*** Begin section ***
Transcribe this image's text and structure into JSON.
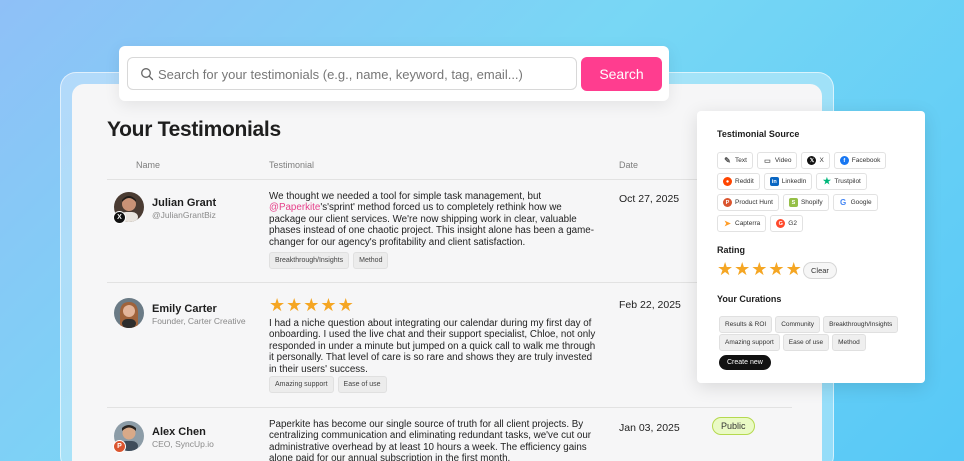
{
  "search": {
    "placeholder": "Search for your testimonials (e.g., name, keyword, tag, email...)",
    "button_label": "Search"
  },
  "page": {
    "title": "Your Testimonials"
  },
  "columns": {
    "name": "Name",
    "testimonial": "Testimonial",
    "date": "Date"
  },
  "rows": [
    {
      "name": "Julian Grant",
      "subtitle": "@JulianGrantBiz",
      "text_before": "We thought we needed a tool for simple task management, but ",
      "mention": "@Paperkite",
      "text_after": "'s'sprint' method forced us to completely rethink how we package our client services. We're now shipping work in clear, valuable phases instead of one chaotic project. This insight alone has been a game-changer for our agency's profitability and client satisfaction.",
      "date": "Oct 27, 2025",
      "tags": [
        "Breakthrough/Insights",
        "Method"
      ],
      "source_badge": "X"
    },
    {
      "name": "Emily Carter",
      "subtitle": "Founder, Carter Creative",
      "rating": 5,
      "text": "I had a niche question about integrating our calendar during my first day of onboarding. I used the live chat and their support specialist, Chloe, not only responded in under a minute but jumped on a quick call to walk me through it personally. That level of care is so rare and shows they are truly invested in their users' success.",
      "date": "Feb 22, 2025",
      "tags": [
        "Amazing support",
        "Ease of use"
      ]
    },
    {
      "name": "Alex Chen",
      "subtitle": "CEO, SyncUp.io",
      "text": "Paperkite has become our single source of truth for all client projects. By centralizing communication and eliminating redundant tasks, we've cut our administrative overhead by at least 10 hours a week. The efficiency gains alone paid for our annual subscription in the first month.",
      "date": "Jan 03, 2025",
      "status": "Public",
      "source_badge": "P"
    }
  ],
  "filters": {
    "source_heading": "Testimonial Source",
    "sources": [
      {
        "label": "Text",
        "icon": "pencil-icon"
      },
      {
        "label": "Video",
        "icon": "video-icon"
      },
      {
        "label": "X",
        "icon": "x-icon"
      },
      {
        "label": "Facebook",
        "icon": "facebook-icon"
      },
      {
        "label": "Reddit",
        "icon": "reddit-icon"
      },
      {
        "label": "LinkedIn",
        "icon": "linkedin-icon"
      },
      {
        "label": "Trustpilot",
        "icon": "trustpilot-icon"
      },
      {
        "label": "Product Hunt",
        "icon": "producthunt-icon"
      },
      {
        "label": "Shopify",
        "icon": "shopify-icon"
      },
      {
        "label": "Google",
        "icon": "google-icon"
      },
      {
        "label": "Capterra",
        "icon": "capterra-icon"
      },
      {
        "label": "G2",
        "icon": "g2-icon"
      }
    ],
    "rating_heading": "Rating",
    "rating_value": 5,
    "clear_label": "Clear",
    "curations_heading": "Your Curations",
    "curations": [
      "Results & ROI",
      "Community",
      "Breakthrough/Insights",
      "Amazing support",
      "Ease of use",
      "Method"
    ],
    "create_label": "Create new"
  },
  "colors": {
    "accent": "#ff3d8f",
    "star": "#f5a623",
    "public_bg": "#eafac5",
    "public_border": "#b5d94f"
  }
}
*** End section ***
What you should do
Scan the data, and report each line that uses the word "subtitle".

Answer box
      "subtitle": "@JulianGrantBiz",
      "subtitle": "Founder, Carter Creative",
      "subtitle": "CEO, SyncUp.io",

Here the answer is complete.